A friend once told me that celery seed were as small as Ants teeth, and that is small to say the least!. The fact is though that the seed of celery is the smallest of all the cultivated vegetables and it does need a little bit of extra care at sowing time. It's certainly not the type of seed that you would sow directly outdoors, it has to be started off in a warm greenhouse and the initial use of an electric propagator would certainly help to speed up the germination rate. Fill a small shallow seed tray with some fine seed compost, level it off at the edge of the tray and then tap it down once on the seed bench. This will be sufficient to lightly compact the compost to make sure that there are no air pockets in it as well as leaving sufficient space at the top for watering. Pour out the seed from the packet into the palm of your hand and using your finger and thumb pick up the seed and lightly broadcast sow it on top of the compost. Lightly press down the seed into the compost with a flat piece of wood and place the tray in a suitable container with tepid water in it. Allow the compost to take the water in from the holes below, when the compost turns to a dark brown or black colour, the seed tray will be fully charged with water. The reason for watering this way, rather than with a watering can, is to prevent the sudden downpour of water from the cans" rose on top of the seed. This can have the effect of swimming the seed along the top of the compost ending up in clusters giving you a poor germination and leggy seedlings. Cover the seedlings very lightly, (they don't need total darkness to germinate) with some fine grade Vermiculite and water on a daily basis making sure that the vermiculite and compost never dry out.
Prick out into small pots when large enough to handle by the seedling leaf. Make sure, throughout their life in the pots, that the compost remains moist throughout. Plant them out into their final growing position making sure you have incorporated plenty of organic matter into the soil; again keep the beds moist throughout the Summer months. Celery is certainly not the easiest of plants to grow to perfection, but if you remember that it's a hungry and thirsty crop, it will reward you well.
In it's natural environment, the wild celery is effectively a bog plant, it loves having it's roots continually moist and if you can emulate this sort of condition, then your half way to harvesting some cracking specimens.
One problem that can befall celery is the tips of the young leaves or shoots in the heart turning brown and eventually destroying the whole heart. The result means that no more stalks will develop and consequently the celery will be useless to eat.
This cultural problem (it's not a disease) occurs because the young leaves are lacking in calcium at their tips and so start to rot off.

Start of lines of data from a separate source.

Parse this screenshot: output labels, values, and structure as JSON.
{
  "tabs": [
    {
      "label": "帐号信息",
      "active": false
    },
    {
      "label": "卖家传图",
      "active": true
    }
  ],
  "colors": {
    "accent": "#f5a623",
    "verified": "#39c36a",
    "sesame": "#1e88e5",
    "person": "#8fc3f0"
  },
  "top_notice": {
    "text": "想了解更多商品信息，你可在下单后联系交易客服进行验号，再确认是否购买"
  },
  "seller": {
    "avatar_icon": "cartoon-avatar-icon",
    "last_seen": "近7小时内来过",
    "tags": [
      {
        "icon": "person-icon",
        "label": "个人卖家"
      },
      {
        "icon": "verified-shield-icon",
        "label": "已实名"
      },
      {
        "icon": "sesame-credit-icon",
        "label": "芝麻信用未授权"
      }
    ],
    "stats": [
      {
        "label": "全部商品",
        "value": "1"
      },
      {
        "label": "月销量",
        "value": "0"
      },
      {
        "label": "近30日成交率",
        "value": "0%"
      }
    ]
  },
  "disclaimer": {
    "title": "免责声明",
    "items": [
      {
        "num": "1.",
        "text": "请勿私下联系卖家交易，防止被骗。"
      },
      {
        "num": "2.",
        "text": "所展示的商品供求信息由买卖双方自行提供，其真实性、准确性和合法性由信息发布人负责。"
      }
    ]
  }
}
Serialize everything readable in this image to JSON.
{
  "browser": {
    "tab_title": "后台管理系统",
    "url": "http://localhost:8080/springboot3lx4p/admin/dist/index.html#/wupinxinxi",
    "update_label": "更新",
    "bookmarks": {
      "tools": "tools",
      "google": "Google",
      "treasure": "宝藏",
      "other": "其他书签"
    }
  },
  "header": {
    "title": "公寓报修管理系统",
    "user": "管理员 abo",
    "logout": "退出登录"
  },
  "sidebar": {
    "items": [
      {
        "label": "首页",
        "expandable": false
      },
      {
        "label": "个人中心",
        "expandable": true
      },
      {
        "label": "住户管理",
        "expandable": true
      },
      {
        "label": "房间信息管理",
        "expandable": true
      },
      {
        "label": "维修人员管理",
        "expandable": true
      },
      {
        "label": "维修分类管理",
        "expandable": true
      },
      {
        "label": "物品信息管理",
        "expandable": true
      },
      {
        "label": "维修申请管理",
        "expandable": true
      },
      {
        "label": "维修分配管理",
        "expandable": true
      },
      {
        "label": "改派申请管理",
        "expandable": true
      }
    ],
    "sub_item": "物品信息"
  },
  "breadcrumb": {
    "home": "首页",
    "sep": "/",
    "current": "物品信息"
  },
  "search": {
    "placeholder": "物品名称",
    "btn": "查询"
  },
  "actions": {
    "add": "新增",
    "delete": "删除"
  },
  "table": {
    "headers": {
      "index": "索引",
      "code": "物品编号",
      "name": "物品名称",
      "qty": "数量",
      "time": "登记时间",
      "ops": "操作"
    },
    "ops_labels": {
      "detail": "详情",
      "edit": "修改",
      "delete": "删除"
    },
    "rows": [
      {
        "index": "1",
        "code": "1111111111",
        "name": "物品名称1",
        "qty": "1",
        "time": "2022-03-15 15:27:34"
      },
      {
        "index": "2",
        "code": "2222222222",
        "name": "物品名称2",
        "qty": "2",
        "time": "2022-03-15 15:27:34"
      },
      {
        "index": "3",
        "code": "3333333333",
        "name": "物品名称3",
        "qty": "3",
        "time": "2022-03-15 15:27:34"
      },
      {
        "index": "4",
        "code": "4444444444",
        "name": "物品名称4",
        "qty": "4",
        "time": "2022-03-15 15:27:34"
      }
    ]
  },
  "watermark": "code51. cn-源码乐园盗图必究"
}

It has nothing to do with the PH level in your soil and the imbalance can be corrected by watering with a solution of Calcium Nitrate into the heart and around the surrounding soil. Apply it at 5ml to a gallon of water and you'll see the difference. I find this is prone to happen when the weather is constantly hot and humid, just before a storm. Apply this solution regularly, on a weekly basis, and you should keep clear of the problem.